**Task details**: Copy each line of the following data that contains "美丽生态".

##### Input #####

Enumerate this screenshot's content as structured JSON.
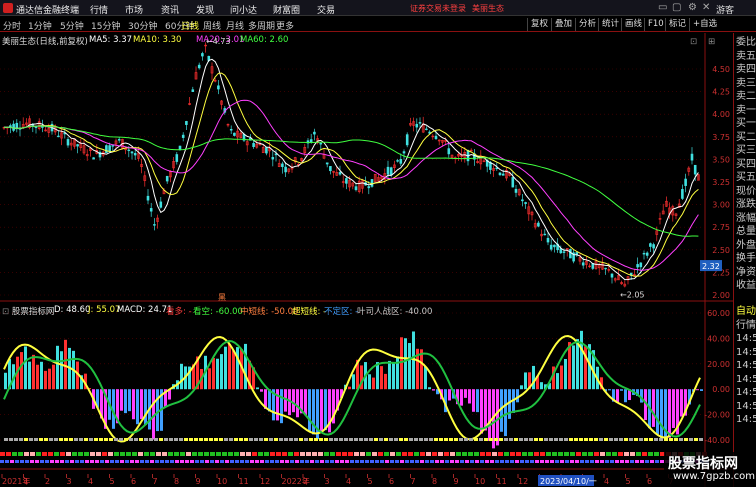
{
  "app": {
    "title": "通达信金融终端"
  },
  "menu": [
    "行情",
    "市场",
    "资讯",
    "发现",
    "问小达",
    "财富圈",
    "交易"
  ],
  "top_notice": "证券交易未登录",
  "top_stock": "美丽生态",
  "top_user": "游客",
  "periods": [
    "分时",
    "1分钟",
    "5分钟",
    "15分钟",
    "30分钟",
    "60分钟",
    "日线",
    "周线",
    "月线",
    "多周期",
    "更多"
  ],
  "active_period": "日线",
  "tool_buttons": [
    "复权",
    "叠加",
    "分析",
    "统计",
    "画线",
    "F10",
    "标记",
    "+自选"
  ],
  "chart": {
    "header_title": "美丽生态(日线,前复权)",
    "ma_labels": [
      {
        "text": "MA5: 3.37",
        "color": "#ffffff"
      },
      {
        "text": "MA10: 3.30",
        "color": "#ffff40"
      },
      {
        "text": "MA20: 3.01",
        "color": "#ff40ff"
      },
      {
        "text": "MA60: 2.60",
        "color": "#40ff40"
      }
    ],
    "price_axis": [
      "4.50",
      "4.25",
      "4.00",
      "3.75",
      "3.50",
      "3.25",
      "3.00",
      "2.75",
      "2.50",
      "2.25",
      "2.00"
    ],
    "current_price_tag": "2.32",
    "high_marker": "4.73",
    "low_marker": "2.05",
    "event_marker": "黑"
  },
  "indicator": {
    "name": "股票指标网",
    "values": [
      {
        "text": "D: 48.60",
        "color": "#ffffff"
      },
      {
        "text": "J: 55.07",
        "color": "#ffff40"
      },
      {
        "text": "MACD: 24.71",
        "color": "#ffffff"
      },
      {
        "text": "看多: -",
        "color": "#ff4040"
      },
      {
        "text": "看空: -60.00",
        "color": "#40ff40"
      },
      {
        "text": "中短线: -50.00",
        "color": "#ff8040"
      },
      {
        "text": "超短线: -",
        "color": "#ffff40"
      },
      {
        "text": "不定区: -",
        "color": "#40a0ff"
      },
      {
        "text": "叶司人战区: -40.00",
        "color": "#cccccc"
      }
    ],
    "axis": [
      "60.00",
      "40.00",
      "20.00",
      "0.00",
      "-20.00",
      "-40.00"
    ]
  },
  "date_axis": {
    "labels": [
      "2021年",
      "1",
      "2",
      "3",
      "4",
      "5",
      "6",
      "7",
      "8",
      "9",
      "10",
      "11",
      "12",
      "2022年",
      "2",
      "3",
      "4",
      "5",
      "6",
      "7",
      "8",
      "9",
      "10",
      "11",
      "12",
      "2023年",
      "2",
      "3",
      "4",
      "5",
      "6",
      "7"
    ],
    "cursor_date": "2023/04/10/一"
  },
  "side_panel": {
    "items": [
      {
        "text": "委比",
        "color": "#cccccc"
      },
      {
        "text": "卖五",
        "color": "#cccccc"
      },
      {
        "text": "卖四",
        "color": "#cccccc"
      },
      {
        "text": "卖三",
        "color": "#cccccc"
      },
      {
        "text": "卖二",
        "color": "#cccccc"
      },
      {
        "text": "卖一",
        "color": "#cccccc"
      },
      {
        "text": "买一",
        "color": "#cccccc"
      },
      {
        "text": "买二",
        "color": "#cccccc"
      },
      {
        "text": "买三",
        "color": "#cccccc"
      },
      {
        "text": "买四",
        "color": "#cccccc"
      },
      {
        "text": "买五",
        "color": "#cccccc"
      },
      {
        "text": "现价",
        "color": "#cccccc"
      },
      {
        "text": "涨跌",
        "color": "#cccccc"
      },
      {
        "text": "涨幅",
        "color": "#cccccc"
      },
      {
        "text": "总量",
        "color": "#cccccc"
      },
      {
        "text": "外盘",
        "color": "#cccccc"
      },
      {
        "text": "换手",
        "color": "#cccccc"
      },
      {
        "text": "净资",
        "color": "#cccccc"
      },
      {
        "text": "收益",
        "color": "#cccccc"
      },
      {
        "text": "自动",
        "color": "#ffff40"
      },
      {
        "text": "行情",
        "color": "#cccccc"
      },
      {
        "text": "14:5",
        "color": "#cccccc"
      },
      {
        "text": "14:5",
        "color": "#cccccc"
      },
      {
        "text": "14:5",
        "color": "#cccccc"
      },
      {
        "text": "14:5",
        "color": "#cccccc"
      },
      {
        "text": "14:5",
        "color": "#cccccc"
      },
      {
        "text": "14:5",
        "color": "#cccccc"
      },
      {
        "text": "14:5",
        "color": "#cccccc"
      }
    ]
  },
  "watermark": {
    "title": "股票指标网",
    "url": "www.7gpzb.com"
  },
  "colors": {
    "up": "#ff3030",
    "down": "#40e0e0",
    "grid": "#5a0000",
    "border": "#8a1010"
  }
}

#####

**Reply**:
  "top_stock": "美丽生态",
    "header_title": "美丽生态(日线,前复权)",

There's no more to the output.